== EXERCISE DATA

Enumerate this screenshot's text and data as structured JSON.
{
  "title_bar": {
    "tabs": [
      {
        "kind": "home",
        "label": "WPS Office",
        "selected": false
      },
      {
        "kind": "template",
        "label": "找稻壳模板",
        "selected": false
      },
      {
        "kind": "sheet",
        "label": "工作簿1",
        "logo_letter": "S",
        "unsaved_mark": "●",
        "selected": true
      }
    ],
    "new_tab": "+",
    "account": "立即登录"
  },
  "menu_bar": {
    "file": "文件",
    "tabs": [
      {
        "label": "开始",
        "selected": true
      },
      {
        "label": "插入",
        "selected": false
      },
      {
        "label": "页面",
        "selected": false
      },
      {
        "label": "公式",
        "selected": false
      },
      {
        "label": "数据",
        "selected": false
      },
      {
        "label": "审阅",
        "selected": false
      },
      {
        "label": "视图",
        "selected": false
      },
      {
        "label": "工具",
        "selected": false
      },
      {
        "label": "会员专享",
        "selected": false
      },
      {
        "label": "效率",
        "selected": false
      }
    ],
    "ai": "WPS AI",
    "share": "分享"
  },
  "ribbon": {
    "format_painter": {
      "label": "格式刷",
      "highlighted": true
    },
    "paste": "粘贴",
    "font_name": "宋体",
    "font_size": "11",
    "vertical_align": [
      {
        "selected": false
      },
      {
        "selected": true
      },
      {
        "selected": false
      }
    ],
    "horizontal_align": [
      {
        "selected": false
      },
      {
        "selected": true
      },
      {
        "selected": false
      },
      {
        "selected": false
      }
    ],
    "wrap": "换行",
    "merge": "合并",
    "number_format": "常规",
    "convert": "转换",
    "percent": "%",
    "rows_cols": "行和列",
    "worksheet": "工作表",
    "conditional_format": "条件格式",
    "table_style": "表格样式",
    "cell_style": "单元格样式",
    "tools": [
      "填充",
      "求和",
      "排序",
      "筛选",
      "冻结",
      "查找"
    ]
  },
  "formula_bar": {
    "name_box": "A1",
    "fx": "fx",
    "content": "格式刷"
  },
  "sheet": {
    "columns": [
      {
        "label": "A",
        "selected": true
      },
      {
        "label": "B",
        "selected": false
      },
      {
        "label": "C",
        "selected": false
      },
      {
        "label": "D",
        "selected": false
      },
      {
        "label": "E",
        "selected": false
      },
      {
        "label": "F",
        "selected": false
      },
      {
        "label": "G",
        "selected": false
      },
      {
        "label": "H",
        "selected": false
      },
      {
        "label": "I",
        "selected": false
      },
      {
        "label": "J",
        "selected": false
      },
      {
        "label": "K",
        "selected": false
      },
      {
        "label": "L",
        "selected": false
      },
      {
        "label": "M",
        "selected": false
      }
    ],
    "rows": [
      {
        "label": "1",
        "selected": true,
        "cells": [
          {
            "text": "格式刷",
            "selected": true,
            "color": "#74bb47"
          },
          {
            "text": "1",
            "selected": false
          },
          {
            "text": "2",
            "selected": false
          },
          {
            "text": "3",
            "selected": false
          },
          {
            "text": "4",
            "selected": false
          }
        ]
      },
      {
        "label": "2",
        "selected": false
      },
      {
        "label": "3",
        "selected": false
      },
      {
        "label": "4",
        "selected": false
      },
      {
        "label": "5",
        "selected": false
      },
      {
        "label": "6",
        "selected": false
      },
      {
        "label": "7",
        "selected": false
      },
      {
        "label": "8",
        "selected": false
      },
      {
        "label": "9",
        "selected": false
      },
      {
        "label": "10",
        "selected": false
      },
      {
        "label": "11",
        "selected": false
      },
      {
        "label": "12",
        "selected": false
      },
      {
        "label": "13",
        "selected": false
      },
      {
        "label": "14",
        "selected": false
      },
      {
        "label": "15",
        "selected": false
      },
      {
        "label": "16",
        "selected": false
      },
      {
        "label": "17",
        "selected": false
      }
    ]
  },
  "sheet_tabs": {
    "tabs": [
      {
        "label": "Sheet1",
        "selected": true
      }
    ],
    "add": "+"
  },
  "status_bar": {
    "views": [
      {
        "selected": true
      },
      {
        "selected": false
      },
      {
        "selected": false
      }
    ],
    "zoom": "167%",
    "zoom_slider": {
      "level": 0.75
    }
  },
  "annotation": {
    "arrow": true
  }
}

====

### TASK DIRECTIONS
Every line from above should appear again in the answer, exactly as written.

### SOLUTION TO THE EXERCISE
Enumerate this screenshot's text and data as structured JSON.
{
  "title_bar": {
    "tabs": [
      {
        "kind": "home",
        "label": "WPS Office",
        "selected": false
      },
      {
        "kind": "template",
        "label": "找稻壳模板",
        "selected": false
      },
      {
        "kind": "sheet",
        "label": "工作簿1",
        "logo_letter": "S",
        "unsaved_mark": "●",
        "selected": true
      }
    ],
    "new_tab": "+",
    "account": "立即登录"
  },
  "menu_bar": {
    "file": "文件",
    "tabs": [
      {
        "label": "开始",
        "selected": true
      },
      {
        "label": "插入",
        "selected": false
      },
      {
        "label": "页面",
        "selected": false
      },
      {
        "label": "公式",
        "selected": false
      },
      {
        "label": "数据",
        "selected": false
      },
      {
        "label": "审阅",
        "selected": false
      },
      {
        "label": "视图",
        "selected": false
      },
      {
        "label": "工具",
        "selected": false
      },
      {
        "label": "会员专享",
        "selected": false
      },
      {
        "label": "效率",
        "selected": false
      }
    ],
    "ai": "WPS AI",
    "share": "分享"
  },
  "ribbon": {
    "format_painter": {
      "label": "格式刷",
      "highlighted": true
    },
    "paste": "粘贴",
    "font_name": "宋体",
    "font_size": "11",
    "vertical_align": [
      {
        "selected": false
      },
      {
        "selected": true
      },
      {
        "selected": false
      }
    ],
    "horizontal_align": [
      {
        "selected": false
      },
      {
        "selected": true
      },
      {
        "selected": false
      },
      {
        "selected": false
      }
    ],
    "wrap": "换行",
    "merge": "合并",
    "number_format": "常规",
    "convert": "转换",
    "percent": "%",
    "rows_cols": "行和列",
    "worksheet": "工作表",
    "conditional_format": "条件格式",
    "table_style": "表格样式",
    "cell_style": "单元格样式",
    "tools": [
      "填充",
      "求和",
      "排序",
      "筛选",
      "冻结",
      "查找"
    ]
  },
  "formula_bar": {
    "name_box": "A1",
    "fx": "fx",
    "content": "格式刷"
  },
  "sheet": {
    "columns": [
      {
        "label": "A",
        "selected": true
      },
      {
        "label": "B",
        "selected": false
      },
      {
        "label": "C",
        "selected": false
      },
      {
        "label": "D",
        "selected": false
      },
      {
        "label": "E",
        "selected": false
      },
      {
        "label": "F",
        "selected": false
      },
      {
        "label": "G",
        "selected": false
      },
      {
        "label": "H",
        "selected": false
      },
      {
        "label": "I",
        "selected": false
      },
      {
        "label": "J",
        "selected": false
      },
      {
        "label": "K",
        "selected": false
      },
      {
        "label": "L",
        "selected": false
      },
      {
        "label": "M",
        "selected": false
      }
    ],
    "rows": [
      {
        "label": "1",
        "selected": true,
        "cells": [
          {
            "text": "格式刷",
            "selected": true,
            "color": "#74bb47"
          },
          {
            "text": "1",
            "selected": false
          },
          {
            "text": "2",
            "selected": false
          },
          {
            "text": "3",
            "selected": false
          },
          {
            "text": "4",
            "selected": false
          }
        ]
      },
      {
        "label": "2",
        "selected": false
      },
      {
        "label": "3",
        "selected": false
      },
      {
        "label": "4",
        "selected": false
      },
      {
        "label": "5",
        "selected": false
      },
      {
        "label": "6",
        "selected": false
      },
      {
        "label": "7",
        "selected": false
      },
      {
        "label": "8",
        "selected": false
      },
      {
        "label": "9",
        "selected": false
      },
      {
        "label": "10",
        "selected": false
      },
      {
        "label": "11",
        "selected": false
      },
      {
        "label": "12",
        "selected": false
      },
      {
        "label": "13",
        "selected": false
      },
      {
        "label": "14",
        "selected": false
      },
      {
        "label": "15",
        "selected": false
      },
      {
        "label": "16",
        "selected": false
      },
      {
        "label": "17",
        "selected": false
      }
    ]
  },
  "sheet_tabs": {
    "tabs": [
      {
        "label": "Sheet1",
        "selected": true
      }
    ],
    "add": "+"
  },
  "status_bar": {
    "views": [
      {
        "selected": true
      },
      {
        "selected": false
      },
      {
        "selected": false
      }
    ],
    "zoom": "167%",
    "zoom_slider": {
      "level": 0.75
    }
  },
  "annotation": {
    "arrow": true
  }
}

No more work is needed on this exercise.